    The problem is that one cant hear it if not used to. You wont recognize if you are not used to listen to higher sample rates/bit-depth. Its like smelling and tasting good wine, you wont taste/smell differences if you are not used to and got a trained tongue. Our ears are like all our senses, they loose sensitivity, when not forced from time to time..
    If these listening test would have been done with engineers, musicians etc everybody would recognize the difference. When CD was released in the 80,s everybody could hear the difference… because everybody was used to Vinyl/ analog tape.

    At the end it is an educational thing. But believe or not: what producers, musicians and engineers are doing you won’t get at the moment in full, when listening to mpeg and all these compressed formats. Peace for NY and his effort! There is no reason anymore like in the 90´s to compress audio. Storage is there and very cheap to get! The record companies could sell USB-sticks (4GB) with albums on in high quality… just one thought.

  2. J. Dean Doherty

    As with any subjective area like the arts, each person’s opinions & observations concerning sound quality may differ wildly. I can truly sense the passion behind Mr. Young’s motivations in his endeavor to bring sonic bliss to the masses, I just don’t think most ears have been trained adequately enough to distinguish the subtle nuances we’re talking about here. Add to that, most just don’t care enough to invest more time & resources into what is really a gourmet experience. That being said, I can’t buy into the notion that scientific studies debunk what some ears experience as being a superior listening medium, i.e. recorded sources that are superior in quality. Experienced musicians and such cognoscenti really do feel a “bump” in the overall experience, at least that has been the case with this passionate listener & practicioner of musical sound… For my part, I can hardly wait to hear for myself what the Pono system has to offer in the way of a more gourmet listening experience. Then, as should anyone else who is passionate about a rich listening experience, I will decide for myself if it is worth my hard earned cash-o-la to invest in it! Much love & respect to all lovers of life & good music… Peace!

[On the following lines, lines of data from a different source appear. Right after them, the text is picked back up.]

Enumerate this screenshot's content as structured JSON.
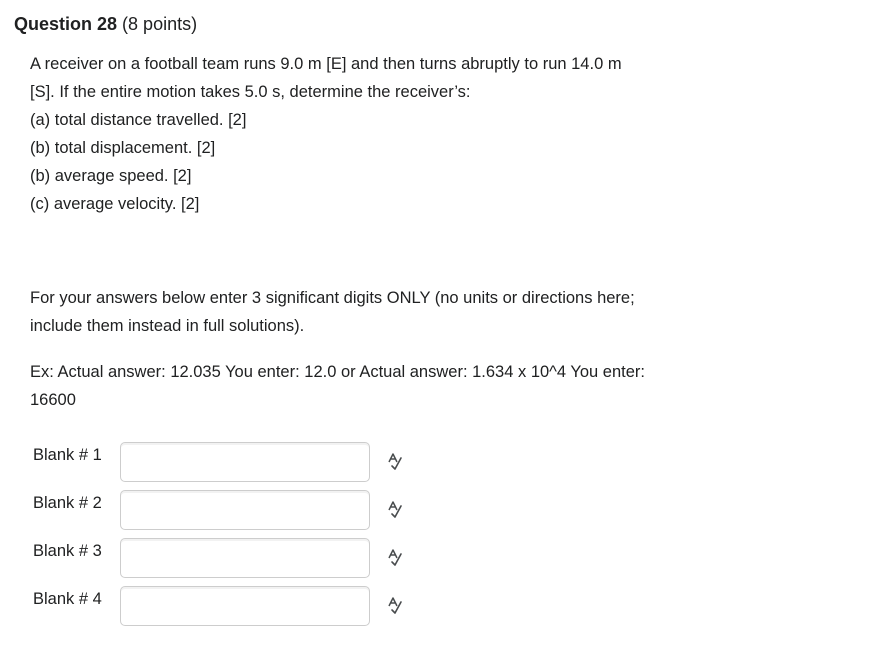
{
  "question": {
    "title": "Question 28",
    "points": "(8 points)"
  },
  "prompt_lines": [
    "A receiver on a football team runs 9.0 m [E] and then turns abruptly to run 14.0 m",
    "[S]. If the entire motion takes 5.0 s, determine the receiver’s:",
    "(a) total distance travelled. [2]",
    "(b) total displacement. [2]",
    "(b) average speed. [2]",
    "(c) average velocity. [2]"
  ],
  "instructions_lines": [
    "For your answers below enter 3 significant digits ONLY (no units or directions here;",
    "include them instead in full solutions)."
  ],
  "example_lines": [
    "Ex: Actual answer: 12.035 You enter: 12.0 or Actual answer: 1.634 x 10^4 You enter:",
    "16600"
  ],
  "blanks": [
    {
      "label": "Blank # 1",
      "value": "",
      "icon": "spellcheck-icon"
    },
    {
      "label": "Blank # 2",
      "value": "",
      "icon": "spellcheck-icon"
    },
    {
      "label": "Blank # 3",
      "value": "",
      "icon": "spellcheck-icon"
    },
    {
      "label": "Blank # 4",
      "value": "",
      "icon": "spellcheck-icon"
    }
  ],
  "colors": {
    "text": "#202122",
    "input_border": "#cdcdcd",
    "icon": "#494c4e"
  }
}
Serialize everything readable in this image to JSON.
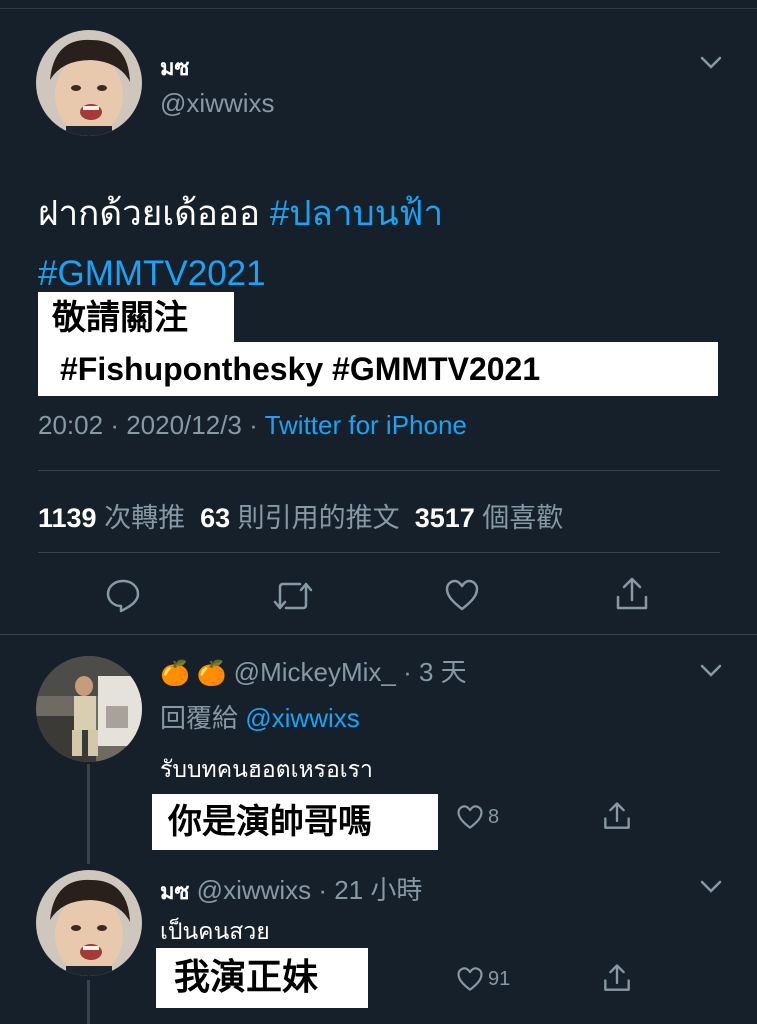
{
  "tweet": {
    "display_name": "มซ",
    "handle": "@xiwwixs",
    "text_line1": "ฝากด้วยเด้อออ",
    "hashtag1": "#ปลาบนฟ้า",
    "hashtag2": "#GMMTV2021",
    "overlay_line1": "敬請關注",
    "overlay_line2": "#Fishuponthesky #GMMTV2021",
    "time": "20:02",
    "date": "2020/12/3",
    "separator": "·",
    "source": "Twitter for iPhone",
    "stats": {
      "retweets": "1139",
      "retweets_label": "次轉推",
      "quotes": "63",
      "quotes_label": "則引用的推文",
      "likes": "3517",
      "likes_label": "個喜歡"
    },
    "actions": [
      "reply-icon",
      "retweet-icon",
      "like-icon",
      "share-icon"
    ]
  },
  "replies": [
    {
      "emoji": "🍊 🍊",
      "handle": "@MickeyMix_",
      "time": "· 3 天",
      "replying_label": "回覆給",
      "replying_to": "@xiwwixs",
      "text": "รับบทคนฮอตเหรอเรา",
      "overlay": "你是演帥哥嗎",
      "like_count": "8"
    },
    {
      "display_name": "มซ",
      "handle": "@xiwwixs",
      "time": "· 21 小時",
      "text": "เป็นคนสวย",
      "overlay": "我演正妹",
      "like_count": "91"
    }
  ],
  "colors": {
    "background": "#15202b",
    "accent": "#1da1f2",
    "secondary_text": "#8899a6",
    "divider": "#38444d"
  }
}
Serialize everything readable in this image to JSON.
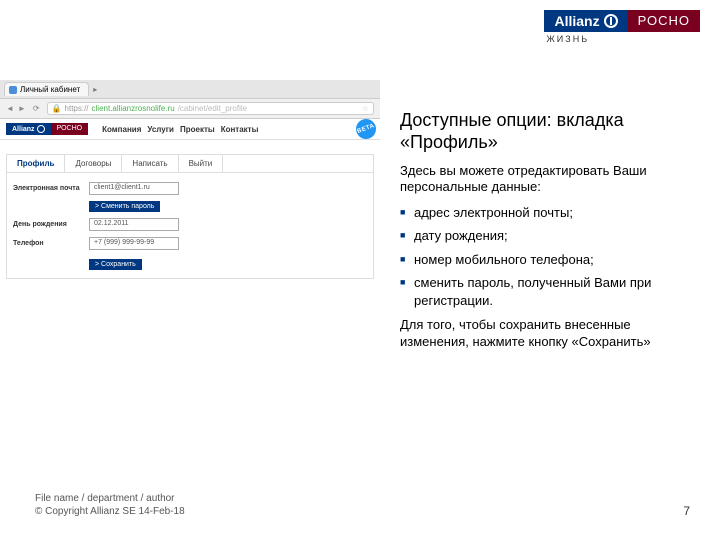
{
  "brand": {
    "allianz": "Allianz",
    "rosno": "РОСНО",
    "sub": "жизнь"
  },
  "browser": {
    "tab_title": "Личный кабинет",
    "url_host": "client.allianzrosnolife.ru",
    "url_path": "/cabinet/edit_profile"
  },
  "site": {
    "nav": [
      "Компания",
      "Услуги",
      "Проекты",
      "Контакты"
    ],
    "beta": "BETA",
    "tabs": [
      "Профиль",
      "Договоры",
      "Написать",
      "Выйти"
    ],
    "form": {
      "email_label": "Электронная почта",
      "email_value": "client1@client1.ru",
      "change_pw": "> Сменить пароль",
      "dob_label": "День рождения",
      "dob_value": "02.12.2011",
      "phone_label": "Телефон",
      "phone_value": "+7 (999) 999-99-99",
      "save": "> Сохранить"
    }
  },
  "right": {
    "title": "Доступные опции: вкладка «Профиль»",
    "intro": "Здесь вы можете отредактировать Ваши персональные данные:",
    "bullets": [
      "адрес электронной почты;",
      "дату рождения;",
      "номер мобильного телефона;",
      "сменить пароль, полученный Вами при регистрации."
    ],
    "outro": "Для того, чтобы сохранить внесенные изменения, нажмите кнопку «Сохранить»"
  },
  "footer": {
    "line1": "File name / department / author",
    "line2": "© Copyright Allianz SE 14-Feb-18"
  },
  "page": "7"
}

  3. Most music lovers won’t care. They’ll prefer good enough quality with the comfort of a phone and the low cost of a service and variety they get today

    But maybe the audiophile niche will make good business.

    • It’s not true. It’s just Neil Young using clever marketing playing with emotional terms like “the soul of music”, “trapped” music, etc. It’s similar to homeopathy in medicine: it works only if you believe in it, thanks to the placebo effect, but in reality, it’s just water. If you want to know the details (and before replying to this claiming I don’t know what I’m talking about), read this:

      • James: Thank you for linking to an excellent article. Am in agreement that the quality gained vs. the processing needed for delivery is not equal, nor within reach of the masses.

        As an intern in Muscle Shoals, AL recording studios I was most impressed with the final phase of “testing” a record: They’d turn off the expensive JBL speakers and run sound through a set of cheap, small off-the-shelf speakers resting on the consule. That’s how the majority listened to music back then, as it still is today. High end quality is for audiophiles – and only a small percentage of sales go to them.

        • But even for audiophiles, this 24 bit / 192kHz is completely useless. Double blinded tests have been performed many times, and nobody can tell the difference, because the ear is not physically able to hear frequencies above a certain threshold (again, see article). That’s not to mention, as you do, the poor equipment most people use to listen to their music. But even if they had the best equipment possible (which could actually make a difference by itself), the higher sampling rates still wouldn’t make a difference – they would just lead to bigger files. So it’s just pure marketing, a way for Neil Young to sell music and music players by using appealing terms that speak to the “true music lover”, while taking advantage of their ignorance of the science behind it.